- [WHAT YOU NEED TO DO]
Your task is to copy each line of the records that includes the string "Grid".

Saved entries:
● ● ● ●

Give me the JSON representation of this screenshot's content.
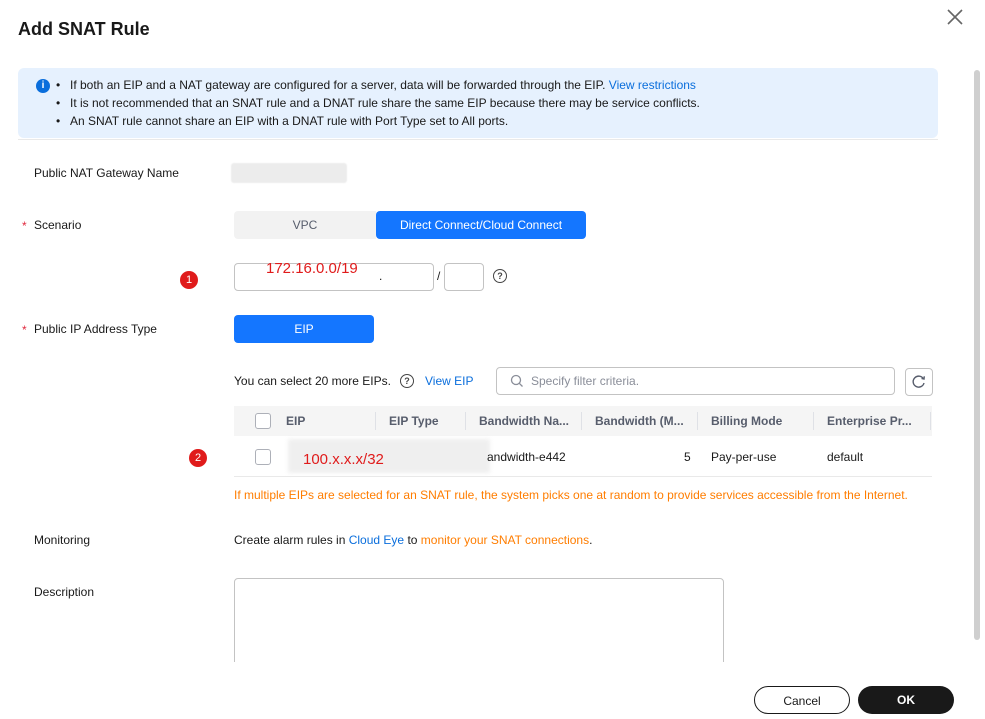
{
  "dialog": {
    "title": "Add SNAT Rule",
    "close_icon": "close-icon"
  },
  "alert": {
    "icon": "info-icon",
    "lines": [
      "If both an EIP and a NAT gateway are configured for a server, data will be forwarded through the EIP.",
      "It is not recommended that an SNAT rule and a DNAT rule share the same EIP because there may be service conflicts.",
      "An SNAT rule cannot share an EIP with a DNAT rule with Port Type set to All ports."
    ],
    "link": "View restrictions"
  },
  "form": {
    "gateway_label": "Public NAT Gateway Name",
    "scenario_label": "Scenario",
    "scenario_options": [
      "VPC",
      "Direct Connect/Cloud Connect"
    ],
    "scenario_selected": "Direct Connect/Cloud Connect",
    "cidr_badge": "1",
    "cidr_value": "172.16.0.0/19",
    "cidr_dot": ".",
    "cidr_slash": "/",
    "public_ip_label": "Public IP Address Type",
    "public_ip_button": "EIP",
    "eip_count_text": "You can select 20 more EIPs.",
    "view_eip": "View EIP",
    "search_placeholder": "Specify filter criteria.",
    "monitoring_label": "Monitoring",
    "monitoring_prefix": "Create alarm rules in",
    "cloud_eye": "Cloud Eye",
    "monitoring_mid": "to",
    "monitor_link": "monitor your SNAT connections",
    "monitoring_end": ".",
    "description_label": "Description"
  },
  "table": {
    "columns": [
      "EIP",
      "EIP Type",
      "Bandwidth Na...",
      "Bandwidth (M...",
      "Billing Mode",
      "Enterprise Pr..."
    ],
    "rows": [
      {
        "badge": "2",
        "eip": "100.x.x.x/32",
        "bandwidth_name": "andwidth-e442",
        "bandwidth": "5",
        "billing": "Pay-per-use",
        "enterprise": "default"
      }
    ],
    "warning": "If multiple EIPs are selected for an SNAT rule, the system picks one at random to provide services accessible from the Internet."
  },
  "footer": {
    "cancel": "Cancel",
    "ok": "OK"
  }
}
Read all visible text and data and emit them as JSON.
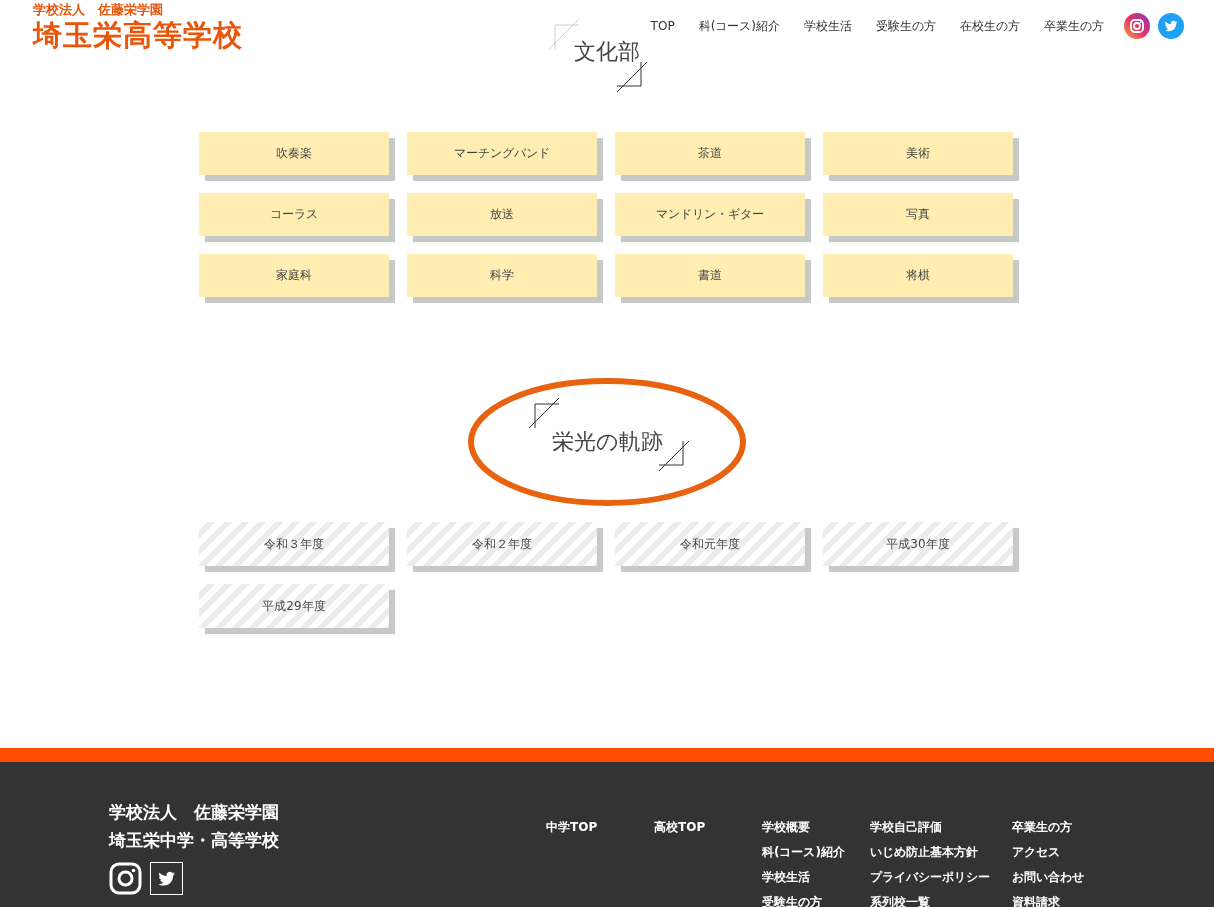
{
  "header": {
    "org": "学校法人　佐藤栄学園",
    "school": "埼玉栄高等学校",
    "nav": [
      "TOP",
      "科(コース)紹介",
      "学校生活",
      "受験生の方",
      "在校生の方",
      "卒業生の方"
    ]
  },
  "sections": [
    {
      "title": "文化部",
      "kind": "plain",
      "items": [
        "吹奏楽",
        "マーチングバンド",
        "茶道",
        "美術",
        "コーラス",
        "放送",
        "マンドリン・ギター",
        "写真",
        "家庭科",
        "科学",
        "書道",
        "将棋"
      ]
    },
    {
      "title": "栄光の軌跡",
      "kind": "striped",
      "items": [
        "令和３年度",
        "令和２年度",
        "令和元年度",
        "平成30年度",
        "平成29年度"
      ]
    }
  ],
  "footer": {
    "org_lines": [
      "学校法人　佐藤栄学園",
      "埼玉栄中学・高等学校"
    ],
    "link_columns": [
      [
        "中学TOP"
      ],
      [
        "高校TOP"
      ],
      [
        "学校概要",
        "科(コース)紹介",
        "学校生活",
        "受験生の方"
      ],
      [
        "学校自己評価",
        "いじめ防止基本方針",
        "プライバシーポリシー",
        "系列校一覧"
      ],
      [
        "卒業生の方",
        "アクセス",
        "お問い合わせ",
        "資料請求"
      ]
    ]
  }
}
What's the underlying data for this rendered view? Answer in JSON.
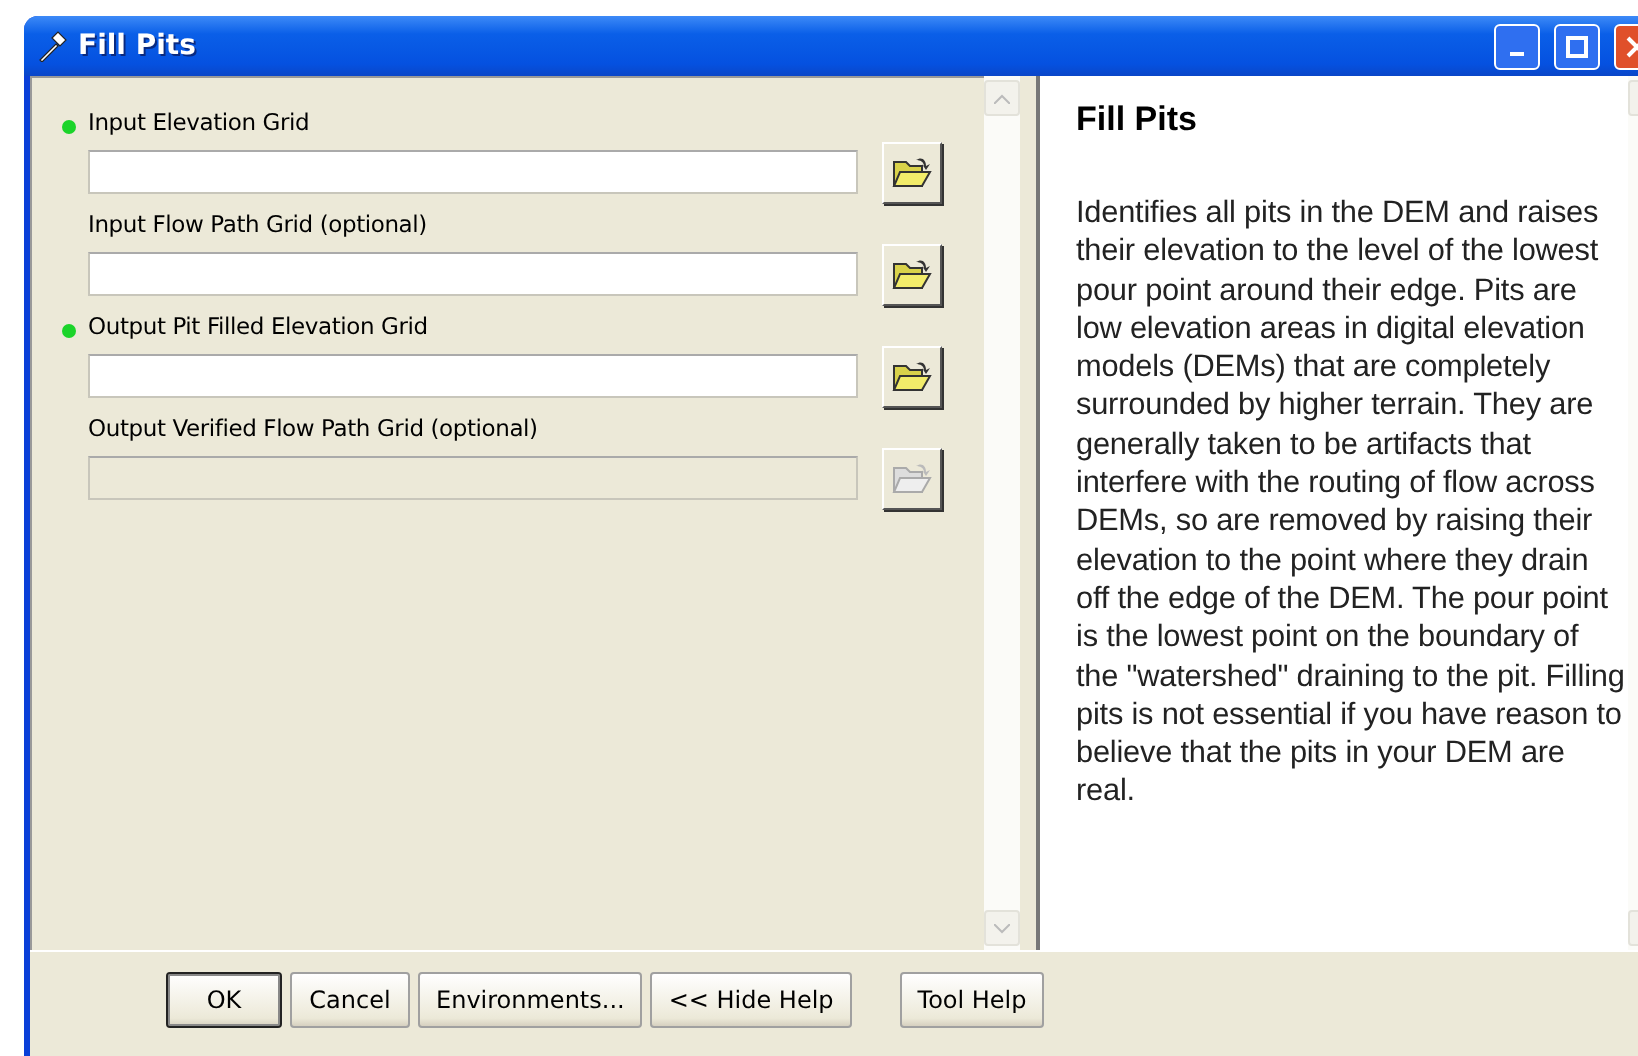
{
  "window": {
    "title": "Fill Pits"
  },
  "parameters": [
    {
      "label": "Input Elevation Grid",
      "required": true,
      "disabled": false
    },
    {
      "label": "Input Flow Path Grid (optional)",
      "required": false,
      "disabled": false
    },
    {
      "label": "Output Pit Filled Elevation Grid",
      "required": true,
      "disabled": false
    },
    {
      "label": "Output Verified Flow Path Grid (optional)",
      "required": false,
      "disabled": true
    }
  ],
  "help": {
    "title": "Fill Pits",
    "text": "Identifies all pits in the DEM and raises their elevation to the level of the lowest pour point around their edge. Pits are low elevation areas in digital elevation models (DEMs) that are completely surrounded by higher terrain. They are generally taken to be artifacts that interfere with the routing of flow across DEMs, so are removed by raising their elevation to the point where they drain off the edge of the DEM. The pour point is the lowest point on the boundary of the \"watershed\" draining to the pit. Filling pits is not essential if you have reason to believe that the pits in your DEM are real."
  },
  "buttons": [
    {
      "label": "OK",
      "default": true
    },
    {
      "label": "Cancel",
      "default": false
    },
    {
      "label": "Environments...",
      "default": false
    },
    {
      "label": "<< Hide Help",
      "default": false
    },
    {
      "label": "Tool Help",
      "default": false
    }
  ]
}
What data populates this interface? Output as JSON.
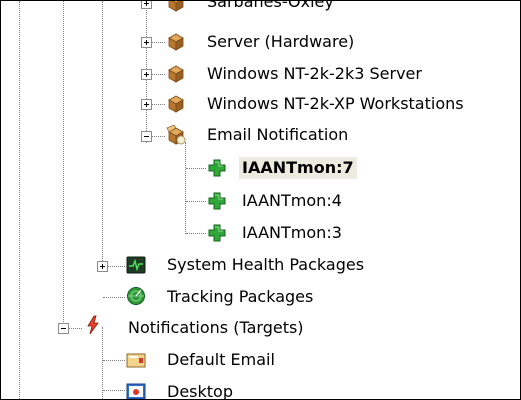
{
  "tree": {
    "items": [
      {
        "label": "Sarbanes-Oxley",
        "icon": "package-box-icon",
        "expanded": false
      },
      {
        "label": "Server (Hardware)",
        "icon": "package-box-icon",
        "expanded": false
      },
      {
        "label": "Windows NT-2k-2k3 Server",
        "icon": "package-box-icon",
        "expanded": false
      },
      {
        "label": "Windows NT-2k-XP Workstations",
        "icon": "package-box-icon",
        "expanded": false
      },
      {
        "label": "Email Notification",
        "icon": "open-package-icon",
        "expanded": true
      },
      {
        "label": "IAANTmon:7",
        "icon": "green-plus-icon",
        "selected": true
      },
      {
        "label": "IAANTmon:4",
        "icon": "green-plus-icon"
      },
      {
        "label": "IAANTmon:3",
        "icon": "green-plus-icon"
      },
      {
        "label": "System Health Packages",
        "icon": "health-monitor-icon",
        "expanded": false
      },
      {
        "label": "Tracking Packages",
        "icon": "tracking-radar-icon"
      },
      {
        "label": "Notifications (Targets)",
        "icon": "notification-lightning-icon",
        "expanded": true
      },
      {
        "label": "Default Email",
        "icon": "email-target-icon"
      },
      {
        "label": "Desktop",
        "icon": "desktop-target-icon"
      }
    ]
  },
  "colors": {
    "selection_bg": "#ecebdf",
    "package_brown": "#c8893f",
    "plus_green": "#2fa838"
  }
}
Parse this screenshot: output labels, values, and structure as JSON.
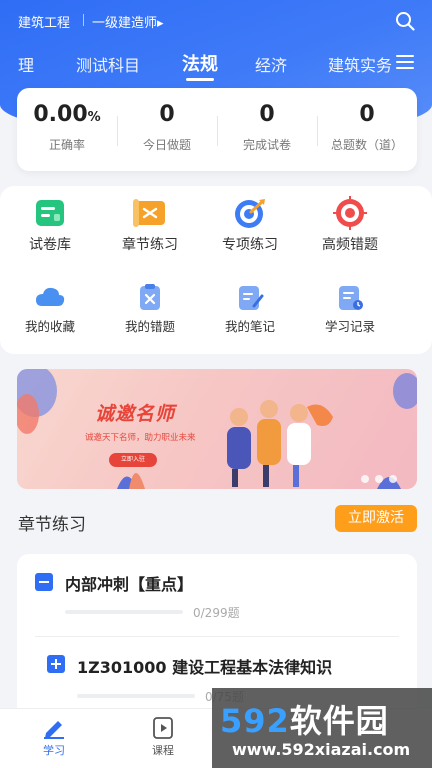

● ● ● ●

- [TASK RESULT]
      "label": "Input Elevation Grid",
      "label": "Input Flow Path Grid (optional)",
      "label": "Output Pit Filled Elevation Grid",
      "label": "Output Verified Flow Path Grid (optional)",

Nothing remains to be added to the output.